Ants will be educated to detect most cancers in urine, a brand new examine finds.
Though ant sniffing is a good distance from getting used as a diagnostic instrument in people, the outcomes are encouraging, the researchers mentioned.
As a result of ants lack noses, they use olfactory receptors on their antennae to assist them discover meals or sniff out potential mates. For the examine, revealed Jan. 25 within the journal Proceedings of the Royal Society B: Biological Sciences (opens in new tab), scientists educated almost three dozen silky ants (Formica fusca) to make use of these acute olfactory receptors for a unique process: discovering tumors.
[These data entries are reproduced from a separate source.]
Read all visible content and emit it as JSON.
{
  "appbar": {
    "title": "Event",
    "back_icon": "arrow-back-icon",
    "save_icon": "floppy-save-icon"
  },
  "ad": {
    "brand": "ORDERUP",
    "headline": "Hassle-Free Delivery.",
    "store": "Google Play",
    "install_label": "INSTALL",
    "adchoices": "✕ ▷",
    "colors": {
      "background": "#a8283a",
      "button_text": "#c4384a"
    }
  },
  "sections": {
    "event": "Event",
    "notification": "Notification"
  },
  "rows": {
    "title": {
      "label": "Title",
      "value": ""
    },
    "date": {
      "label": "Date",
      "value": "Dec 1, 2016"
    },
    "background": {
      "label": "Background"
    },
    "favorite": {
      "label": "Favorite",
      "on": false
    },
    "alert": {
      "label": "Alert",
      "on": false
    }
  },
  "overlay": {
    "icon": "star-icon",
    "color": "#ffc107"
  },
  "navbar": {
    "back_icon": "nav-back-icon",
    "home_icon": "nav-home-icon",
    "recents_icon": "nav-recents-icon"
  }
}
In a lab, scientists grafted slices of breast cancer tumors from human samples onto mice and taught the 35 bugs to “affiliate urine from the tumor-bearing rodents with sugar,” based on The Washington Post (opens in new tab). As soon as positioned in a petri dish, the ants spent 20% extra time subsequent to urine samples containing cancerous tumors versus wholesome urine, based on the examine.
“They simply wish to eat sugar,” Baptiste Piqueret (opens in new tab), the examine’s lead creator and an ethologist at Sorbonne Paris North College in France, advised The Washington Put up.
As a result of tumor cells include risky natural compounds (VOCs) that researchers can use as most cancers biomarkers, animals corresponding to dogs — and now ants — will be shortly educated to detect these anomalies by their sense of scent. Nonetheless, researchers suppose that ants “could have the sting over dogs and different animals which can be [more] time-consuming to coach,” based on The Washington Put up.
That is essential as a result of the sooner most cancers is detected, the earlier therapy can start. The researchers are hopeful that cancer-sniffing ants have the potential “to behave as environment friendly and cheap most cancers bio-detectors,” they wrote of their examine.
“The outcomes are very promising,” Piqueret mentioned. Nonetheless, he cautioned that “it is essential to know that we’re removed from utilizing them as a day by day approach to detect most cancers.”